You should contact your card issuer for more information about any transactions you don’t recognize or that appear suspicious as soon as possible. The sooner you report fraud, the sooner your card issuer can cancel your card and replace it with a new one to prevent any further incidents.

Matching your transactions to your receipts or other records can also help you stick to a budget and save money. Look for impulse purchases, overspending at certain merchants, or recurring charges for apps or other services you no longer use.

Interest Charges

If you pay your balance in full and on time every month, you’ll never need to worry about the purchase APR on your card. If you carry a balance, transfer a balance from another card, or obtain a cash advance, you should review your APRs and the portions of your balance to which those rates were applied, and the monthly finance charge applied to your account. That information should be shown in the interest charges section of your statement.

Paper or Paperless? Pros and Cons

Many card companies offer a choice of paper statements delivered by U.S. Mail or electronic statements delivered to an email address. Each option has pros and cons.

Paper statements may be easier to read and reconcile to your receipts. Use them to track spending or business expenses, and file and save them for future reference. But paper statements can also pile up over time, which can create paper clutter and, if enough of them are accumulated, become a fire hazard.

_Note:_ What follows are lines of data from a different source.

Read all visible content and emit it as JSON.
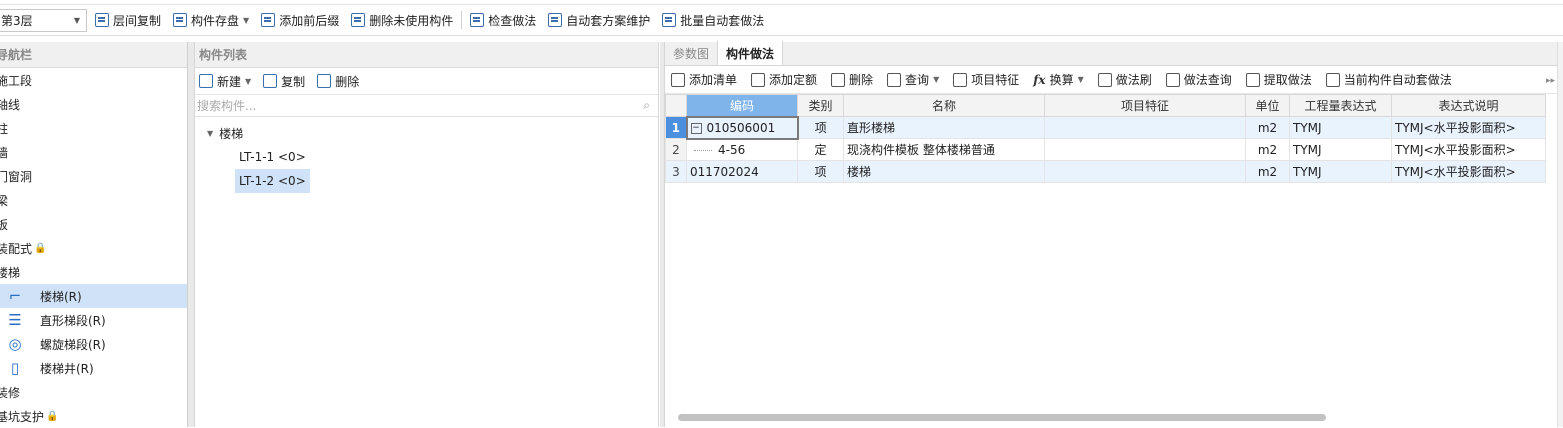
{
  "toolbar": {
    "floor": "第3层",
    "buttons": [
      "层间复制",
      "构件存盘",
      "添加前后缀",
      "删除未使用构件",
      "检查做法",
      "自动套方案维护",
      "批量自动套做法"
    ]
  },
  "nav": {
    "title": "导航栏",
    "items": [
      "施工段",
      "轴线",
      "柱",
      "墙",
      "门窗洞",
      "梁",
      "板",
      "装配式",
      "楼梯"
    ],
    "sub_items": [
      "楼梯(R)",
      "直形梯段(R)",
      "螺旋梯段(R)",
      "楼梯井(R)"
    ],
    "after": [
      "装修",
      "基坑支护"
    ]
  },
  "component_list": {
    "title": "构件列表",
    "tools": [
      "新建",
      "复制",
      "删除"
    ],
    "search_placeholder": "搜索构件...",
    "root": "楼梯",
    "leaves": [
      "LT-1-1 <0>",
      "LT-1-2 <0>"
    ]
  },
  "right": {
    "tabs": [
      "参数图",
      "构件做法"
    ],
    "tools": [
      "添加清单",
      "添加定额",
      "删除",
      "查询",
      "项目特征",
      "换算",
      "做法刷",
      "做法查询",
      "提取做法",
      "当前构件自动套做法"
    ],
    "columns": [
      "编码",
      "类别",
      "名称",
      "项目特征",
      "单位",
      "工程量表达式",
      "表达式说明"
    ],
    "rows": [
      {
        "n": "1",
        "code": "010506001",
        "type": "项",
        "name": "直形楼梯",
        "feature": "",
        "unit": "m2",
        "expr": "TYMJ",
        "desc": "TYMJ<水平投影面积>"
      },
      {
        "n": "2",
        "code": "4-56",
        "type": "定",
        "name": "现浇构件模板 整体楼梯普通",
        "feature": "",
        "unit": "m2",
        "expr": "TYMJ",
        "desc": "TYMJ<水平投影面积>"
      },
      {
        "n": "3",
        "code": "011702024",
        "type": "项",
        "name": "楼梯",
        "feature": "",
        "unit": "m2",
        "expr": "TYMJ",
        "desc": "TYMJ<水平投影面积>"
      }
    ]
  }
}
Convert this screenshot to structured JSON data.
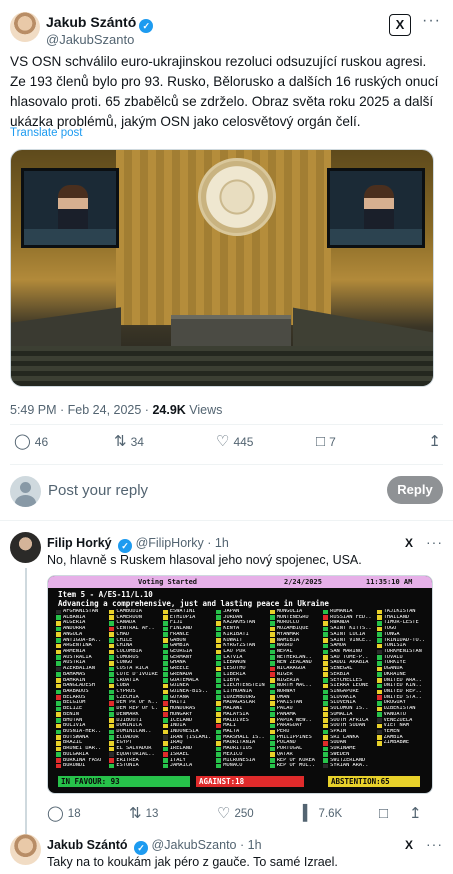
{
  "post": {
    "author_name": "Jakub Szántó",
    "author_handle": "@JakubSzanto",
    "grok_label": "X",
    "more_label": "···",
    "verified_mark": "✓",
    "text": "VS OSN schválilo euro-ukrajinskou rezoluci odsuzující ruskou agresi. Ze 193 členů bylo pro 93. Rusko, Bělorusko a dalších 16 ruských onucí hlasovalo proti. 65 zbabělců se zdrželo. Obraz světa roku 2025 a další ukázka problémů, jakým OSN jako celosvětový orgán čelí.",
    "translate_label": "Translate post",
    "time": "5:49 PM · Feb 24, 2025 ·",
    "views_count": "24.9K",
    "views_label": "Views",
    "stats": {
      "replies": "46",
      "reposts": "34",
      "likes": "445",
      "bookmarks": "7"
    }
  },
  "reply_box": {
    "placeholder": "Post your reply",
    "button_label": "Reply"
  },
  "replies": [
    {
      "author_name": "Filip Horký",
      "author_handle": "@FilipHorky · 1h",
      "text": "No, hlavně s Ruskem hlasoval jeho nový spojenec, USA.",
      "stats": {
        "replies": "18",
        "reposts": "13",
        "likes": "250",
        "views": "7.6K"
      }
    },
    {
      "author_name": "Jakub Szántó",
      "author_handle": "@JakubSzanto · 1h",
      "text": "Taky na to koukám jak péro z gauče. To samé Izrael."
    }
  ],
  "vote_board": {
    "header_status": "Voting Started",
    "header_date": "2/24/2025",
    "header_time": "11:35:10 AM",
    "item": "Item 5 - A/ES-11/L.10",
    "title": "Advancing a comprehensive, just and lasting peace in Ukraine",
    "in_favour": "IN FAVOUR: 93",
    "against": "AGAINST:18",
    "abstention": "ABSTENTION:65",
    "countries": [
      [
        "AFGHANISTAN",
        "n"
      ],
      [
        "ALBANIA",
        "g"
      ],
      [
        "ALGERIA",
        "y"
      ],
      [
        "ANDORRA",
        "g"
      ],
      [
        "ANGOLA",
        "y"
      ],
      [
        "ANTIGUA-BA..",
        "g"
      ],
      [
        "ARGENTINA",
        "y"
      ],
      [
        "ARMENIA",
        "y"
      ],
      [
        "AUSTRALIA",
        "g"
      ],
      [
        "AUSTRIA",
        "g"
      ],
      [
        "AZERBAIJAN",
        "n"
      ],
      [
        "BAHAMAS",
        "g"
      ],
      [
        "BAHRAIN",
        "y"
      ],
      [
        "BANGLADESH",
        "y"
      ],
      [
        "BARBADOS",
        "g"
      ],
      [
        "BELARUS",
        "r"
      ],
      [
        "BELGIUM",
        "g"
      ],
      [
        "BELIZE",
        "g"
      ],
      [
        "BENIN",
        "y"
      ],
      [
        "BHUTAN",
        "g"
      ],
      [
        "BOLIVIA",
        "y"
      ],
      [
        "BOSNIA-HER..",
        "g"
      ],
      [
        "BOTSWANA",
        "y"
      ],
      [
        "BRAZIL",
        "y"
      ],
      [
        "BRUNEI DAR..",
        "y"
      ],
      [
        "BULGARIA",
        "g"
      ],
      [
        "BURKINA FASO",
        "r"
      ],
      [
        "BURUNDI",
        "r"
      ],
      [
        "CAMBODIA",
        "y"
      ],
      [
        "CAMEROON",
        "y"
      ],
      [
        "CANADA",
        "g"
      ],
      [
        "CENTRAL AF..",
        "r"
      ],
      [
        "CHAD",
        "y"
      ],
      [
        "CHILE",
        "g"
      ],
      [
        "CHINA",
        "y"
      ],
      [
        "COLOMBIA",
        "y"
      ],
      [
        "COMOROS",
        "g"
      ],
      [
        "CONGO",
        "y"
      ],
      [
        "COSTA RICA",
        "g"
      ],
      [
        "COTE D'IVOIRE",
        "g"
      ],
      [
        "CROATIA",
        "g"
      ],
      [
        "CUBA",
        "y"
      ],
      [
        "CYPRUS",
        "g"
      ],
      [
        "CZECHIA",
        "g"
      ],
      [
        "DEM PR OF K..",
        "r"
      ],
      [
        "DEM REP OF C..",
        "g"
      ],
      [
        "DENMARK",
        "g"
      ],
      [
        "DJIBOUTI",
        "y"
      ],
      [
        "DOMINICA",
        "y"
      ],
      [
        "DOMINICAN..",
        "g"
      ],
      [
        "ECUADOR",
        "g"
      ],
      [
        "EGYPT",
        "y"
      ],
      [
        "EL SALVADOR",
        "y"
      ],
      [
        "EQUATORIAL..",
        "n"
      ],
      [
        "ERITREA",
        "r"
      ],
      [
        "ESTONIA",
        "g"
      ],
      [
        "ESWATINI",
        "y"
      ],
      [
        "ETHIOPIA",
        "y"
      ],
      [
        "FIJI",
        "g"
      ],
      [
        "FINLAND",
        "g"
      ],
      [
        "FRANCE",
        "g"
      ],
      [
        "GABON",
        "y"
      ],
      [
        "GAMBIA",
        "g"
      ],
      [
        "GEORGIA",
        "g"
      ],
      [
        "GERMANY",
        "g"
      ],
      [
        "GHANA",
        "g"
      ],
      [
        "GREECE",
        "g"
      ],
      [
        "GRENADA",
        "g"
      ],
      [
        "GUATEMALA",
        "g"
      ],
      [
        "GUINEA",
        "y"
      ],
      [
        "GUINEA-BIS..",
        "y"
      ],
      [
        "GUYANA",
        "g"
      ],
      [
        "HAITI",
        "r"
      ],
      [
        "HONDURAS",
        "y"
      ],
      [
        "HUNGARY",
        "r"
      ],
      [
        "ICELAND",
        "g"
      ],
      [
        "INDIA",
        "y"
      ],
      [
        "INDONESIA",
        "y"
      ],
      [
        "IRAN (ISLAMI..",
        "n"
      ],
      [
        "IRAQ",
        "y"
      ],
      [
        "IRELAND",
        "g"
      ],
      [
        "ISRAEL",
        "r"
      ],
      [
        "ITALY",
        "g"
      ],
      [
        "JAMAICA",
        "g"
      ],
      [
        "JAPAN",
        "g"
      ],
      [
        "JORDAN",
        "g"
      ],
      [
        "KAZAKHSTAN",
        "y"
      ],
      [
        "KENYA",
        "g"
      ],
      [
        "KIRIBATI",
        "g"
      ],
      [
        "KUWAIT",
        "y"
      ],
      [
        "KYRGYZSTAN",
        "y"
      ],
      [
        "LAO PDR",
        "y"
      ],
      [
        "LATVIA",
        "g"
      ],
      [
        "LEBANON",
        "g"
      ],
      [
        "LESOTHO",
        "y"
      ],
      [
        "LIBERIA",
        "g"
      ],
      [
        "LIBYA",
        "g"
      ],
      [
        "LIECHTENSTEIN",
        "g"
      ],
      [
        "LITHUANIA",
        "g"
      ],
      [
        "LUXEMBOURG",
        "g"
      ],
      [
        "MADAGASCAR",
        "y"
      ],
      [
        "MALAWI",
        "g"
      ],
      [
        "MALAYSIA",
        "y"
      ],
      [
        "MALDIVES",
        "y"
      ],
      [
        "MALI",
        "r"
      ],
      [
        "MALTA",
        "g"
      ],
      [
        "MARSHALL IS..",
        "g"
      ],
      [
        "MAURITANIA",
        "y"
      ],
      [
        "MAURITIUS",
        "g"
      ],
      [
        "MEXICO",
        "g"
      ],
      [
        "MICRONESIA",
        "g"
      ],
      [
        "MONACO",
        "g"
      ],
      [
        "MONGOLIA",
        "y"
      ],
      [
        "MONTENEGRO",
        "g"
      ],
      [
        "MOROCCO",
        "g"
      ],
      [
        "MOZAMBIQUE",
        "y"
      ],
      [
        "MYANMAR",
        "y"
      ],
      [
        "NAMIBIA",
        "y"
      ],
      [
        "NAURU",
        "g"
      ],
      [
        "NEPAL",
        "g"
      ],
      [
        "NETHERLAN..",
        "g"
      ],
      [
        "NEW ZEALAND",
        "g"
      ],
      [
        "NICARAGUA",
        "r"
      ],
      [
        "NIGER",
        "r"
      ],
      [
        "NIGERIA",
        "y"
      ],
      [
        "NORTH MAC..",
        "g"
      ],
      [
        "NORWAY",
        "g"
      ],
      [
        "OMAN",
        "y"
      ],
      [
        "PAKISTAN",
        "y"
      ],
      [
        "PALAU",
        "g"
      ],
      [
        "PANAMA",
        "g"
      ],
      [
        "PAPUA NEW..",
        "y"
      ],
      [
        "PARAGUAY",
        "g"
      ],
      [
        "PERU",
        "y"
      ],
      [
        "PHILIPPINES",
        "g"
      ],
      [
        "POLAND",
        "g"
      ],
      [
        "PORTUGAL",
        "g"
      ],
      [
        "QATAR",
        "y"
      ],
      [
        "REP OF KOREA",
        "g"
      ],
      [
        "REP OF MOL..",
        "g"
      ],
      [
        "ROMANIA",
        "g"
      ],
      [
        "RUSSIAN FED..",
        "r"
      ],
      [
        "RWANDA",
        "y"
      ],
      [
        "SAINT KITTS..",
        "g"
      ],
      [
        "SAINT LUCIA",
        "g"
      ],
      [
        "SAINT VINCE..",
        "y"
      ],
      [
        "SAMOA",
        "g"
      ],
      [
        "SAN MARINO",
        "g"
      ],
      [
        "SAO TOME-P..",
        "y"
      ],
      [
        "SAUDI ARABIA",
        "y"
      ],
      [
        "SENEGAL",
        "y"
      ],
      [
        "SERBIA",
        "y"
      ],
      [
        "SEYCHELLES",
        "g"
      ],
      [
        "SIERRA LEONE",
        "y"
      ],
      [
        "SINGAPORE",
        "g"
      ],
      [
        "SLOVAKIA",
        "g"
      ],
      [
        "SLOVENIA",
        "g"
      ],
      [
        "SOLOMON IS..",
        "y"
      ],
      [
        "SOMALIA",
        "y"
      ],
      [
        "SOUTH AFRICA",
        "y"
      ],
      [
        "SOUTH SUDAN",
        "y"
      ],
      [
        "SPAIN",
        "g"
      ],
      [
        "SRI LANKA",
        "y"
      ],
      [
        "SUDAN",
        "r"
      ],
      [
        "SURINAME",
        "g"
      ],
      [
        "SWEDEN",
        "g"
      ],
      [
        "SWITZERLAND",
        "g"
      ],
      [
        "SYRIAN ARA..",
        "n"
      ],
      [
        "TAJIKISTAN",
        "y"
      ],
      [
        "THAILAND",
        "y"
      ],
      [
        "TIMOR-LESTE",
        "g"
      ],
      [
        "TOGO",
        "y"
      ],
      [
        "TONGA",
        "g"
      ],
      [
        "TRINIDAD-TO..",
        "g"
      ],
      [
        "TUNISIA",
        "y"
      ],
      [
        "TURKMENISTAN",
        "n"
      ],
      [
        "TUVALU",
        "g"
      ],
      [
        "TÜRKIYE",
        "g"
      ],
      [
        "UGANDA",
        "y"
      ],
      [
        "UKRAINE",
        "g"
      ],
      [
        "UNITED ARA..",
        "y"
      ],
      [
        "UNITED KIN..",
        "g"
      ],
      [
        "UNITED REP..",
        "y"
      ],
      [
        "UNITED STA..",
        "r"
      ],
      [
        "URUGUAY",
        "g"
      ],
      [
        "UZBEKISTAN",
        "y"
      ],
      [
        "VANUATU",
        "g"
      ],
      [
        "VENEZUELA",
        "n"
      ],
      [
        "VIET NAM",
        "y"
      ],
      [
        "YEMEN",
        "n"
      ],
      [
        "ZAMBIA",
        "y"
      ],
      [
        "ZIMBABWE",
        "y"
      ]
    ]
  },
  "colors": {
    "accent": "#1d9bf0",
    "reply_button": "#8f9295",
    "favour": "#27c24a",
    "against": "#e02b2b",
    "abstention": "#e8d12a",
    "board_header": "#e6b0e8"
  }
}
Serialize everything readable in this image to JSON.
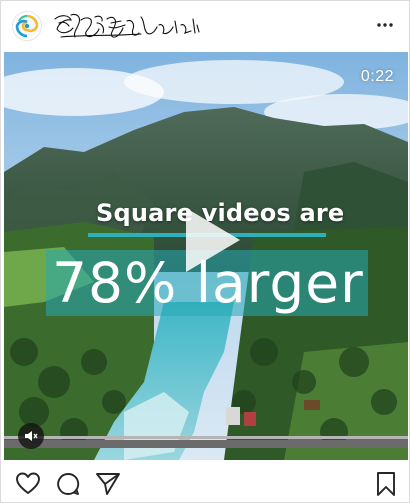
{
  "header": {
    "avatar_icon": "avatar-swirl-logo",
    "username_icon": "handwritten-username-logo",
    "more_icon": "more-options-icon"
  },
  "video": {
    "timestamp": "0:22",
    "headline_line1": "Square videos are",
    "headline_line2": "78% larger",
    "play_icon": "play-icon",
    "mute_icon": "muted-speaker-icon",
    "accent_color": "#2cb0bc"
  },
  "actions": {
    "like_icon": "heart-icon",
    "comment_icon": "comment-icon",
    "share_icon": "share-icon",
    "save_icon": "bookmark-icon"
  }
}
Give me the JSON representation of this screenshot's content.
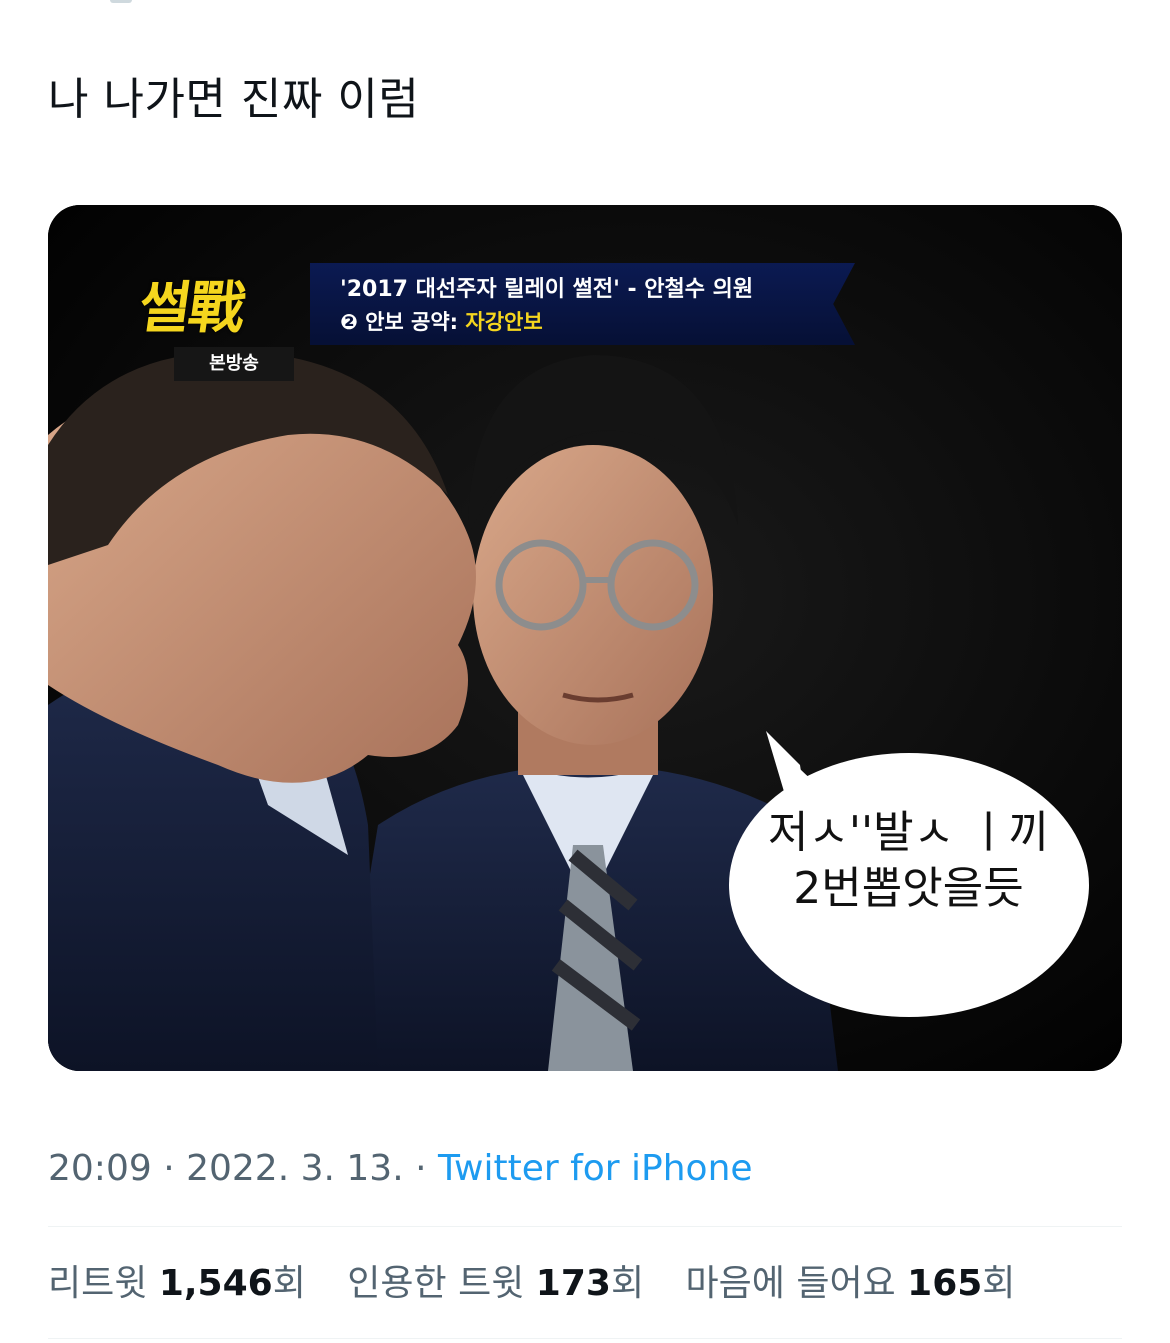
{
  "tweet": {
    "text": "나 나가면 진짜 이럼"
  },
  "media": {
    "logo": "썰戰",
    "logo_sub": "본방송",
    "banner_line1": "'2017 대선주자 릴레이 썰전' - 안철수 의원",
    "banner_line2_prefix": "❷ 안보 공약: ",
    "banner_line2_highlight": "자강안보",
    "bubble_line1": "저ㅅ''발ㅅ ㅣ끼",
    "bubble_line2": "2번뽑앗을듯"
  },
  "meta": {
    "time": "20:09",
    "separator1": " · ",
    "date": "2022. 3. 13.",
    "separator2": " · ",
    "source": "Twitter for iPhone"
  },
  "stats": {
    "retweets_label": "리트윗",
    "retweets_count": "1,546",
    "retweets_suffix": "회",
    "quotes_label": "인용한 트윗",
    "quotes_count": "173",
    "quotes_suffix": "회",
    "likes_label": "마음에 들어요",
    "likes_count": "165",
    "likes_suffix": "회"
  },
  "colors": {
    "link": "#1d9bf0",
    "muted": "#536471",
    "logo_yellow": "#f5d61e",
    "banner_navy": "#0b1a52"
  }
}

Electronic statements may help reduce paper clutter and can ensure that statements aren’t lost or stolen in the mail. E-statements are also cheaper for card companies to produce since there’s no need for printing, envelopes, or postage.

Most card statements can be accessed online or through a mobile app, which creates a backup system for either paper or electronically delivered statements.

Which is better: paper and paperless? There’s no clear winner, so you should consider the pros and cons and choose whichever option you prefer.

Shop for Cards that Offer Clarity

Card statements pack a lot of information into just a few pages. While it may seem challenging to read and digest, taking time to review your statement each month is a smart financial habit. 

If your card statements are confusing or missing key information, you may want to shop for new cards that will give you these important insights in a well-designed format.